#### WORK ITEM
A verbatim copy of the records below, pictures omitted, is the task.

════════

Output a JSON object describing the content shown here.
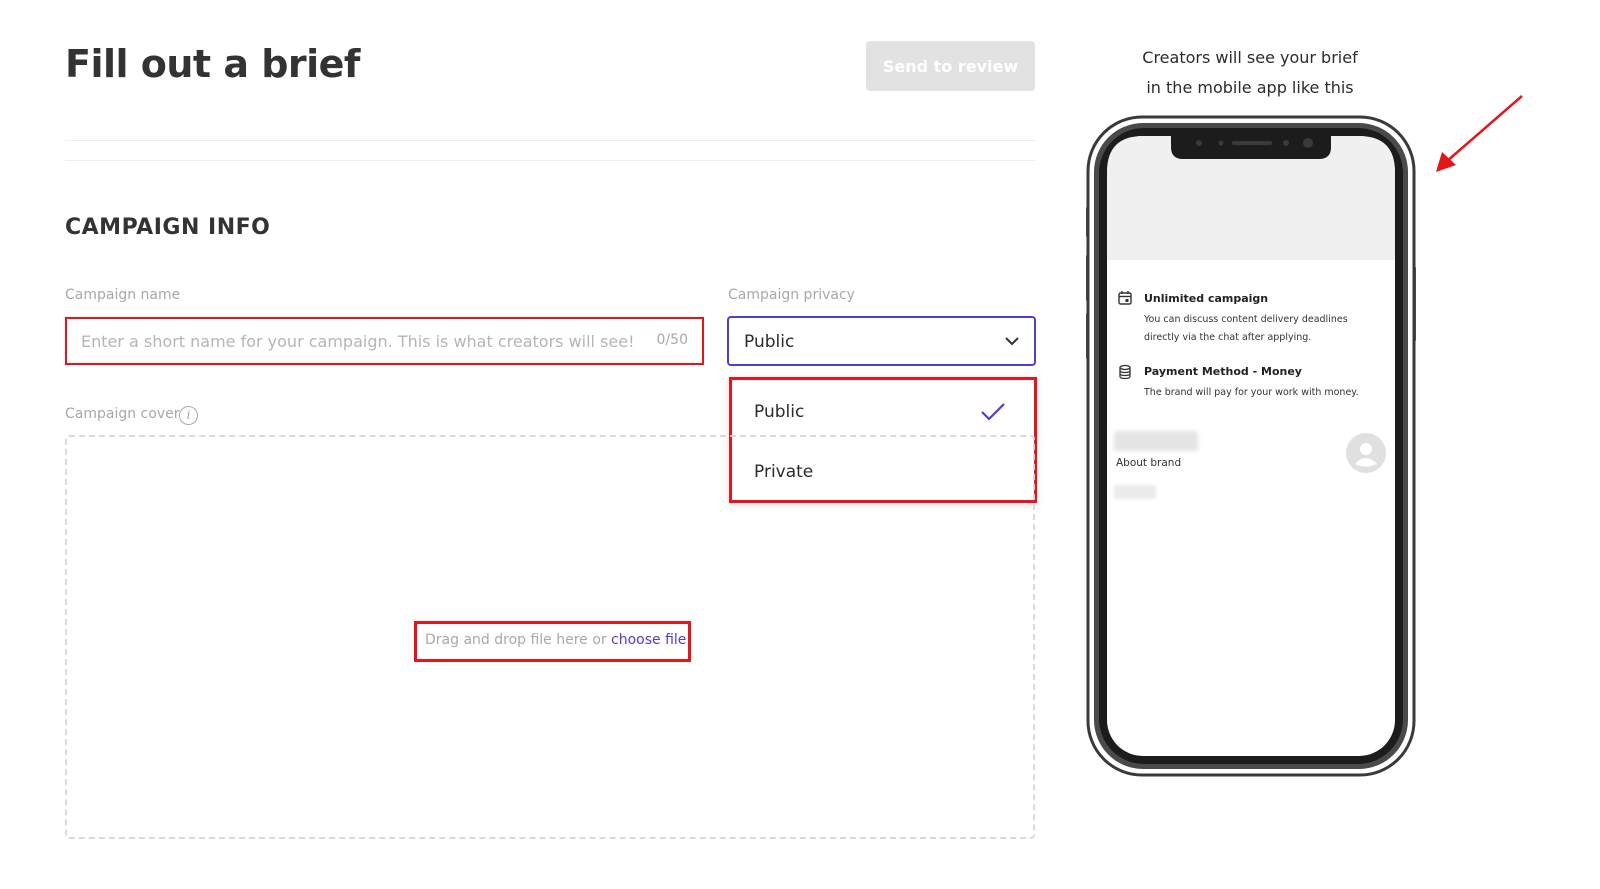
{
  "header": {
    "title": "Fill out a brief",
    "send_button": "Send to review"
  },
  "section": {
    "title": "CAMPAIGN INFO"
  },
  "campaign_name": {
    "label": "Campaign name",
    "placeholder": "Enter a short name for your campaign. This is what creators will see!",
    "value": "",
    "counter": "0/50"
  },
  "campaign_privacy": {
    "label": "Campaign privacy",
    "selected": "Public",
    "options": [
      "Public",
      "Private"
    ]
  },
  "campaign_cover": {
    "label": "Campaign cover",
    "drop_text": "Drag and drop file here or",
    "choose_link": "choose file"
  },
  "preview": {
    "caption_line1": "Creators will see your brief",
    "caption_line2": "in the mobile app like this",
    "unlimited_title": "Unlimited campaign",
    "unlimited_sub1": "You can discuss content delivery deadlines",
    "unlimited_sub2": "directly via the chat after applying.",
    "payment_title": "Payment Method - Money",
    "payment_sub": "The brand will pay for your work with money.",
    "about_brand": "About brand"
  },
  "colors": {
    "accent": "#4b3fd6",
    "highlight": "#e4161b",
    "disabled_button": "#e2e2e2"
  },
  "icons": {
    "chevron": "chevron-down-icon",
    "check": "checkmark-icon",
    "info": "info-icon",
    "calendar": "calendar-icon",
    "coins": "coins-icon",
    "avatar": "user-avatar-icon",
    "arrow": "red-arrow-icon"
  }
}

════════

#### YOUR SOLUTION
Output a JSON object describing the content shown here.
{
  "header": {
    "title": "Fill out a brief",
    "send_button": "Send to review"
  },
  "section": {
    "title": "CAMPAIGN INFO"
  },
  "campaign_name": {
    "label": "Campaign name",
    "placeholder": "Enter a short name for your campaign. This is what creators will see!",
    "value": "",
    "counter": "0/50"
  },
  "campaign_privacy": {
    "label": "Campaign privacy",
    "selected": "Public",
    "options": [
      "Public",
      "Private"
    ]
  },
  "campaign_cover": {
    "label": "Campaign cover",
    "drop_text": "Drag and drop file here or",
    "choose_link": "choose file"
  },
  "preview": {
    "caption_line1": "Creators will see your brief",
    "caption_line2": "in the mobile app like this",
    "unlimited_title": "Unlimited campaign",
    "unlimited_sub1": "You can discuss content delivery deadlines",
    "unlimited_sub2": "directly via the chat after applying.",
    "payment_title": "Payment Method - Money",
    "payment_sub": "The brand will pay for your work with money.",
    "about_brand": "About brand"
  },
  "colors": {
    "accent": "#4b3fd6",
    "highlight": "#e4161b",
    "disabled_button": "#e2e2e2"
  },
  "icons": {
    "chevron": "chevron-down-icon",
    "check": "checkmark-icon",
    "info": "info-icon",
    "calendar": "calendar-icon",
    "coins": "coins-icon",
    "avatar": "user-avatar-icon",
    "arrow": "red-arrow-icon"
  }
}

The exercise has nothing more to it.